A negative sentence is one indicating something is untrue. Often made as a statement, negative sentences employ negation words such as "no" and "not," sometimes featured in contractions like "don't," "can't," or "won't." In English grammar, negative sentences are created by adding the negative word after the first auxiliary verb in the positively stated sentence. In present and past simple tenses, lacking auxiliary verbs, it is typically added with the auxiliary verb "do."
Simple Positive to Negative
The simplest activity for teaching negative sentences is to assign students a list of positive sentences to be turned into negative sentences. The younger or more inexperienced in English the student, the less complicated the sentence should be. Begin with simple present statements: "I watch TV" negates to "I do not watch TV." Contractions can be taught simultaneously or at a later date. Include a variety of subjects and tenses so students gain experience with past, present, and future negation -- have them negate variations on the same sentences to see the different forms. Try "I clean my room," "I cleaned my room," "I will clean my room," "She cleans her room," and so on.
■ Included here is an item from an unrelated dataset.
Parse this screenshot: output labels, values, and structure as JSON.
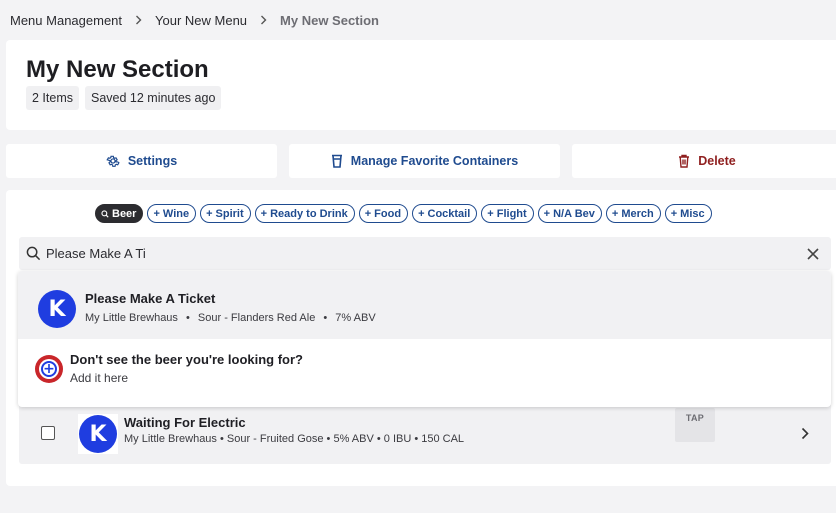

"To Be" Negation Activities
"To be" negation can be tricky for students, especially when it comes to contractions -- why doesn't "am not" contract to "amn't," and how does "will not be" contract to "won't"? Explain the various forms of negative contractions for "to be" verbs, then practice by creating teams of two in your class--or practice with just you and your student in a one-on-one setting. Take turns making positive statements: "This book is mine," "I am a student," "They are taxi drivers." Play the contradiction game by having the other member of the team fire back with the negative form of the statement.
Space Game: Negative Sentences
Students struggling with negative sentences may benefit from Oxford University Press's negative sentences Space Game, available for free online. Players use a control stick to steer a space ship to hit words composing negative sentence in the proper order. They are presented with several words--one of which is a negative like "don't" or "isn't"--and must hit the words in the correct order with the spaceship to form a negative sentence. In addition to being a fun computer game, distracting kids from the mundanity of grammar, the game's format forces students to think slowly and carefully about each aspect of the sentence and the subsequent appropriate negative element.
Interactive Online Activities
Students who enjoy using the computer for interactive grammar games can find a variety of negative sentence activities online. These are typically formatted so the students can choose from a variety of negative options--"doesn't" vs. "don't," for example--and the computer corrects the answers at the end of the game. More challenging activities compel students to write the complete, negative form of a provided sentence. Woodward Chile's "Don't vs. Doesn't English Grammar Games" allows students to choose between "don't" and "doesn't"--or add another word of their own. English Grammar 4 U requires students to entirely rewrite sentences in the negative; Eclectic English's negative sentence activities pose negative sentences in a wide variety of formats.
- English Grammar 4 U: Simple Present Exercise on Negative Sentences
- Woodward Chile: Don't vs. Doesn't
- Oxford University Press: Negative Sentences
- Teaching and Learning Resources: Positive and Negative Sentences
- English Exercises: Negative Sentences
- Eclectic English: Verb To Be - Negative Sentences and Contractions
Based in northern Virginia, Rebecca Rogge has been writing since 2005. She holds a bachelor's degree in journalism from Patrick Henry College and has experience in teaching, cleaning and home decor. Her articles reflect expertise in legal topics and a focus on education and home management.